The Buddhist funeral customs are very different from the funeral customs of other religions. For example, in most Buddhist cultures, the body is not cremated but is instead buried. Also, there is usually no wake or memorial service held for the deceased person.
How do Buddhist funerals differ from other religions?
Buddhist funerals differ from other religions in several ways. For one, they are typically much simpler affairs, with fewer rites and ceremonies. Secondly, Buddhists believe in reincarnation, so the focus is not on mourning the death of the individual as much as it is on helping them move on to their next life. Finally, Buddhist funeral services often involve cremation rather than burial.
What are the steps in a typical Buddhist funeral ceremony?
A typical Buddhist funeral ceremony is conducted over a period of seven days and includes various rituals and rites. The first day of the funeral is typically spent preparing the body of the deceased for cremation. This involves washing and dressing the body, as well as applying makeup and jewelry. The body is then placed in a coffin or on a funeral pyre.
On the second day of the funeral, family and friends gather to pay their respects to the deceased. A eulogy is usually given and prayers are said. The third day is spent preparing for the cremation or burial ceremony. On the fourth day, the actual cremation or burial takes place.
After the cremation or burial, family and friends gather again on the fifth day to offer more prayers and share memories of the deceased. On the sixth day, a special memorial service is held, which includes more prayers and chanting. Finally, on the seventh day, a final memorial service is held before everyone disperses.
What do Buddhists believe happens after death?
In Buddhism, death is not seen as the end of life, but as a natural process that happens to all beings. What happens after death is not fully known, but it is believed that our consciousness continues in some form. There is no heaven or hell in Buddhism, but there is the idea of rebirth. This means that our consciousness is reborn into another being after we die. We don’t necessarily come back as the same person, but our actions in this life will determine what kind of life we have in the next.
How can I plan a Buddhist funeral for my loved one?
When you lose a loved one, it can be difficult to know how to honor their memory. If your loved one was a practicing Buddhist, you may want to consider having a Buddhist funeral. Here are some tips on how to plan a Buddhist funeral for your loved one:
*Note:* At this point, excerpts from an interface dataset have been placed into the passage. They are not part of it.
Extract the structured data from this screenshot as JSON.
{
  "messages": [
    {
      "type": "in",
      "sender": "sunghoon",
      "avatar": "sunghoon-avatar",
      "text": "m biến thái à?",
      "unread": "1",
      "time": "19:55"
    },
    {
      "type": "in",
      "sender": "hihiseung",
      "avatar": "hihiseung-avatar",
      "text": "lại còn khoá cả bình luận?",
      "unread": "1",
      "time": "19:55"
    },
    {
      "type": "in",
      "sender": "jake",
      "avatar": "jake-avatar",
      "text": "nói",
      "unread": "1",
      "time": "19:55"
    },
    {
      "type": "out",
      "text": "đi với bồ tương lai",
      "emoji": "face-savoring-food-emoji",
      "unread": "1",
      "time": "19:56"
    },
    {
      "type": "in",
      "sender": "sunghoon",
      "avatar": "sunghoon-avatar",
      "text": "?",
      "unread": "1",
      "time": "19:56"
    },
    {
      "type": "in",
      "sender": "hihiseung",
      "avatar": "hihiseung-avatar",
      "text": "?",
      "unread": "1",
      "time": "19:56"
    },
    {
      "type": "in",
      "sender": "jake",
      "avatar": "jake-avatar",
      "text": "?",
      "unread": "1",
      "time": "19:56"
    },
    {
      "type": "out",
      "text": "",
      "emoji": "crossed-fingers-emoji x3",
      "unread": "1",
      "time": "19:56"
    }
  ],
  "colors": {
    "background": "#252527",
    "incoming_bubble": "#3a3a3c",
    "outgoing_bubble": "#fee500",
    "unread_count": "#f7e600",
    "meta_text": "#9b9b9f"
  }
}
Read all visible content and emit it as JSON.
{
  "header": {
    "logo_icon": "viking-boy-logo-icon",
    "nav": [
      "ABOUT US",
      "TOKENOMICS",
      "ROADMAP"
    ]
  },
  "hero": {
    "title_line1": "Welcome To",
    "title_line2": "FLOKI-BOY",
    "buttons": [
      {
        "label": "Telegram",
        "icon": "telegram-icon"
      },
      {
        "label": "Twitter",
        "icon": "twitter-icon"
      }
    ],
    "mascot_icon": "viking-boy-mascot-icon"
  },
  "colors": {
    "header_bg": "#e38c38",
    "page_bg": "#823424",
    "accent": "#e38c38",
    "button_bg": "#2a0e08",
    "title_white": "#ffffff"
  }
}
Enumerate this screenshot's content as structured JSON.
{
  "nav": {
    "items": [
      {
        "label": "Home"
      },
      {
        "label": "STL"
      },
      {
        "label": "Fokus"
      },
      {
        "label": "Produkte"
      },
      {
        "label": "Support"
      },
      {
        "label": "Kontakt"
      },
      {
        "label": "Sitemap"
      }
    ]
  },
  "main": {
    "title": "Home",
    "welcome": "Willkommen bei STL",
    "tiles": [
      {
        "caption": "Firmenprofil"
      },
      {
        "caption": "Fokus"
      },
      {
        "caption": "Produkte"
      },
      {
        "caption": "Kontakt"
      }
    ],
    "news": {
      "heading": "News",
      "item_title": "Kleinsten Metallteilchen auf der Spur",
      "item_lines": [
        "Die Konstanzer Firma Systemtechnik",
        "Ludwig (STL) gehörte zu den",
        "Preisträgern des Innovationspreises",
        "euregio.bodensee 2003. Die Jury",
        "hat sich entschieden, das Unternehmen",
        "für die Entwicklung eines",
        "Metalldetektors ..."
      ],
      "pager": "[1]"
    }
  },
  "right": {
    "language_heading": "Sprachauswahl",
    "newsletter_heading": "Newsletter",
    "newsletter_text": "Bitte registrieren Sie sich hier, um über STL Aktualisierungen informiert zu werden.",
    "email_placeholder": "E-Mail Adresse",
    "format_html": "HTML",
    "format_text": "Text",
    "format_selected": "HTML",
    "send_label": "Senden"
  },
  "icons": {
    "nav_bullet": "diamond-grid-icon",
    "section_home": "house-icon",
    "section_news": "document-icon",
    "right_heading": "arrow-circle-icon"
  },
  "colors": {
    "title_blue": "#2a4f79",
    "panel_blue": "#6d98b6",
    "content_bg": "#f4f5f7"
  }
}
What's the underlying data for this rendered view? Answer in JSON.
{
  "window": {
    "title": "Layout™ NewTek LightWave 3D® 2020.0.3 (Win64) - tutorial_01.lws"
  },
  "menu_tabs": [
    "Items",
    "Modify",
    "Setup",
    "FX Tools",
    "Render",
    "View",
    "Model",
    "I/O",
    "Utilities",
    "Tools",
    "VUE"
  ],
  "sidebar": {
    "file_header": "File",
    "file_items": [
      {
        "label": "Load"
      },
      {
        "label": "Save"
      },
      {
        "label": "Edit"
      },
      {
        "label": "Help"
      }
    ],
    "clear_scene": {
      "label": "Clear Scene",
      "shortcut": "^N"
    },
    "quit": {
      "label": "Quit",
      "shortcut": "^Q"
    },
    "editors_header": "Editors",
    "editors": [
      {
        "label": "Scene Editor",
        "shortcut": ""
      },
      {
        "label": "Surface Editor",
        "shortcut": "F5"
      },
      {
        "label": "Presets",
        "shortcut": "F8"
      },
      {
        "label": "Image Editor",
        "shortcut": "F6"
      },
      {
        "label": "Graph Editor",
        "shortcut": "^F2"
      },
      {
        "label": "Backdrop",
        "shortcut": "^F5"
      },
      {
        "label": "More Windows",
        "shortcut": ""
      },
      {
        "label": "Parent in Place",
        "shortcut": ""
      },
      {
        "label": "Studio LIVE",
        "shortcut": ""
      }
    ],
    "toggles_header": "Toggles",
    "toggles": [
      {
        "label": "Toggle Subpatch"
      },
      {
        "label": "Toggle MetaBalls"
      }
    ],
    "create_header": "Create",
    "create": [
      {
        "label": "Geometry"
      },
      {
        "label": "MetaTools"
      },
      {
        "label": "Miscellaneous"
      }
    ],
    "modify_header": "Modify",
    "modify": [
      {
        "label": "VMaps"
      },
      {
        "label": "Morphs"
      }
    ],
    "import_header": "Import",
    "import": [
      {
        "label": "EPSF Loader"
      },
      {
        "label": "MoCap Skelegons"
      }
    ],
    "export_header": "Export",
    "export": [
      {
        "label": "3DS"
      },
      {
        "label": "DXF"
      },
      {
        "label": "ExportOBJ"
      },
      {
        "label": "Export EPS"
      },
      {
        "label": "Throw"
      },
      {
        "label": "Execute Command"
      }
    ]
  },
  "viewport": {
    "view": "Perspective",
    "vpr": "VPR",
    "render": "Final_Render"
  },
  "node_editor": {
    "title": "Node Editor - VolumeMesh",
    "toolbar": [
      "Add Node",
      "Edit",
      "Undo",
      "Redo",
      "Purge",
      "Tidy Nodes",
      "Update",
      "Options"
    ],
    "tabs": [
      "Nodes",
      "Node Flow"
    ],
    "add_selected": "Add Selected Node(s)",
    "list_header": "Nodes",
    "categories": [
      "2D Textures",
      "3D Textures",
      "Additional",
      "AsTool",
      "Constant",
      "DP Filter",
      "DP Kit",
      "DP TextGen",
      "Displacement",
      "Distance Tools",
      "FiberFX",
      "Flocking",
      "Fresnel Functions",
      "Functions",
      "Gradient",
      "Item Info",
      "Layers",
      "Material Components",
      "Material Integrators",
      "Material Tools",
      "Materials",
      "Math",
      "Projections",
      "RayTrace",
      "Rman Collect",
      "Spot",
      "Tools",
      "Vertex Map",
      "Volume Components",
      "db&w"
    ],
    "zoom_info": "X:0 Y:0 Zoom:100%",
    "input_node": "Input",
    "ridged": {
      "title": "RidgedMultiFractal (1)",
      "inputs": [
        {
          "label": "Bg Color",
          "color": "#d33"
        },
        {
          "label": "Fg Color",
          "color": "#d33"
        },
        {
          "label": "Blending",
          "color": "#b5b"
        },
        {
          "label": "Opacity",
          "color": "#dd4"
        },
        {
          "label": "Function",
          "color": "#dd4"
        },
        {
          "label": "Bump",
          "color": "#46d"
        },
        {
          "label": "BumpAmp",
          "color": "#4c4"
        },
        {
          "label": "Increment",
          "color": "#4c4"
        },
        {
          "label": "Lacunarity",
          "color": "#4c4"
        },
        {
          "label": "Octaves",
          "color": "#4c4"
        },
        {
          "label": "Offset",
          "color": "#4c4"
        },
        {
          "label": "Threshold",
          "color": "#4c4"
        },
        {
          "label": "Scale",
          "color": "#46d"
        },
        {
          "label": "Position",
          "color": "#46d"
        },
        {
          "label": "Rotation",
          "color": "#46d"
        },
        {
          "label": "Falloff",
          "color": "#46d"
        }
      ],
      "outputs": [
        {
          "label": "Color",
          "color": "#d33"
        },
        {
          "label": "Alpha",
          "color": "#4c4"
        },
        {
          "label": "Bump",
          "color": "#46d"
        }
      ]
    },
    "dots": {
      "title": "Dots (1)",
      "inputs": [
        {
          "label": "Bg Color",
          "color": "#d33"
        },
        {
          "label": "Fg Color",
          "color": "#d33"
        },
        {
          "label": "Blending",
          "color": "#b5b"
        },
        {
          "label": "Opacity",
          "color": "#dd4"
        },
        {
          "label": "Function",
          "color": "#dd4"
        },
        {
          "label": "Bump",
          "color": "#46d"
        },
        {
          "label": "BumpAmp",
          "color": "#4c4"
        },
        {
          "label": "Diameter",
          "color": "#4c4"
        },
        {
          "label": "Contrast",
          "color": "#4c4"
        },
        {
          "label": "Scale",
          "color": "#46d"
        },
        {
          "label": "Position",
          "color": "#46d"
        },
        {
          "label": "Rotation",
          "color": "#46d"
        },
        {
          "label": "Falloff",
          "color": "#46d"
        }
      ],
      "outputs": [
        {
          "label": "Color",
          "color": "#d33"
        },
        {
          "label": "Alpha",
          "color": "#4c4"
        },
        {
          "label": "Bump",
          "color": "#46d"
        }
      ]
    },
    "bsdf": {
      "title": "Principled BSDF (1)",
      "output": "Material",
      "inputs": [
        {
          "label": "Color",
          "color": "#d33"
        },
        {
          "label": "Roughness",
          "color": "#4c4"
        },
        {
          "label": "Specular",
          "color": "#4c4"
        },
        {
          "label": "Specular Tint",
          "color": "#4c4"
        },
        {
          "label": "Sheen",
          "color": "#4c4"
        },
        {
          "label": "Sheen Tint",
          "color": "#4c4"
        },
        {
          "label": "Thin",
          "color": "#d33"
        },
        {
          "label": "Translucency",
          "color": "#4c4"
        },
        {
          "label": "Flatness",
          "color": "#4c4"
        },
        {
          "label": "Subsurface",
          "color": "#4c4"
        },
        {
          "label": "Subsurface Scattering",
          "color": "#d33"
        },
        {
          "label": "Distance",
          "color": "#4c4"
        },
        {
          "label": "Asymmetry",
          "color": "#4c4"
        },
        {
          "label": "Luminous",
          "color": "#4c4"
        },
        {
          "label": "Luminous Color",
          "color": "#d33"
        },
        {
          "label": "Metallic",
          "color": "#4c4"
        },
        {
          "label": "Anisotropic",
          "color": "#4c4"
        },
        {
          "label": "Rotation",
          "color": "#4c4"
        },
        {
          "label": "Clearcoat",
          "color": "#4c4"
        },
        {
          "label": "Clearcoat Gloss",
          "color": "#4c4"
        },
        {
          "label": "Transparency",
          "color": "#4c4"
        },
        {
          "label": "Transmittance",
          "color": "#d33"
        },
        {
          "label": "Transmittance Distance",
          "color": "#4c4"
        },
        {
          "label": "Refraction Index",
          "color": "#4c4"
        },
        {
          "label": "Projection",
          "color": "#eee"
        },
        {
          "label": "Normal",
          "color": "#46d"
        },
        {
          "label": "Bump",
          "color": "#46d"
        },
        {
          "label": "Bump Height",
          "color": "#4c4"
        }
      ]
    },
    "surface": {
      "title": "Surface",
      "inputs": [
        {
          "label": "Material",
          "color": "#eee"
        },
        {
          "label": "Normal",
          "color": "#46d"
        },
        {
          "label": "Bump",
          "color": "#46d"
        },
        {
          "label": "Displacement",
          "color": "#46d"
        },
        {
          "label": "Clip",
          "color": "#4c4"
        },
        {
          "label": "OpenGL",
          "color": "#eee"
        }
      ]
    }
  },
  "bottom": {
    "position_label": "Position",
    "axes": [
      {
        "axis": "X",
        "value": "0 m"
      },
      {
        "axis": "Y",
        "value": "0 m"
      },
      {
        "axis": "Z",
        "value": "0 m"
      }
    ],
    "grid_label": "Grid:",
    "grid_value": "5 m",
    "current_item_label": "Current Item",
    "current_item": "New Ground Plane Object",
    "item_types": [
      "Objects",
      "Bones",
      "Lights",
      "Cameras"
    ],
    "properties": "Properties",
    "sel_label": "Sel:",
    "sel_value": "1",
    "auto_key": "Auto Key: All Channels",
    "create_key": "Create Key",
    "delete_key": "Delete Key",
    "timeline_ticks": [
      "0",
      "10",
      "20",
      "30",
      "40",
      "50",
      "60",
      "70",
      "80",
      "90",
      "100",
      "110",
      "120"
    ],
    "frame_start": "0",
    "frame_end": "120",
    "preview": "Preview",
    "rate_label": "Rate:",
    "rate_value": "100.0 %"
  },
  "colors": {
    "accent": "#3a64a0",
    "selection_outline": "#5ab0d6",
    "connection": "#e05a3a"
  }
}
1. Choose a venue that is appropriate for the size of the funeral and the number of guests. The venue should also be conducive to meditation and reflection.
2. Decide whether you would like to have the funeral service led by a Buddhist monk or layperson. If you choose to have a monk lead the service, be sure to ask about any specific requirements beforehand.
3. Select readings, music, and other elements that will reflect your loved one’s spiritual beliefs and practices. You may want to ask family and friends for suggestions.
4. Have someone create or purchase an appropriate altar for the service. The altar should include items that represent the Five Precepts of Buddhism: respect for life, respect for property, sexual responsibility, truthful communication, and mindful consumption.
5 . Work with your chosen officiant to plan the structure of the service. Be sure to allow time for guests to share memories and say goodbye in their own way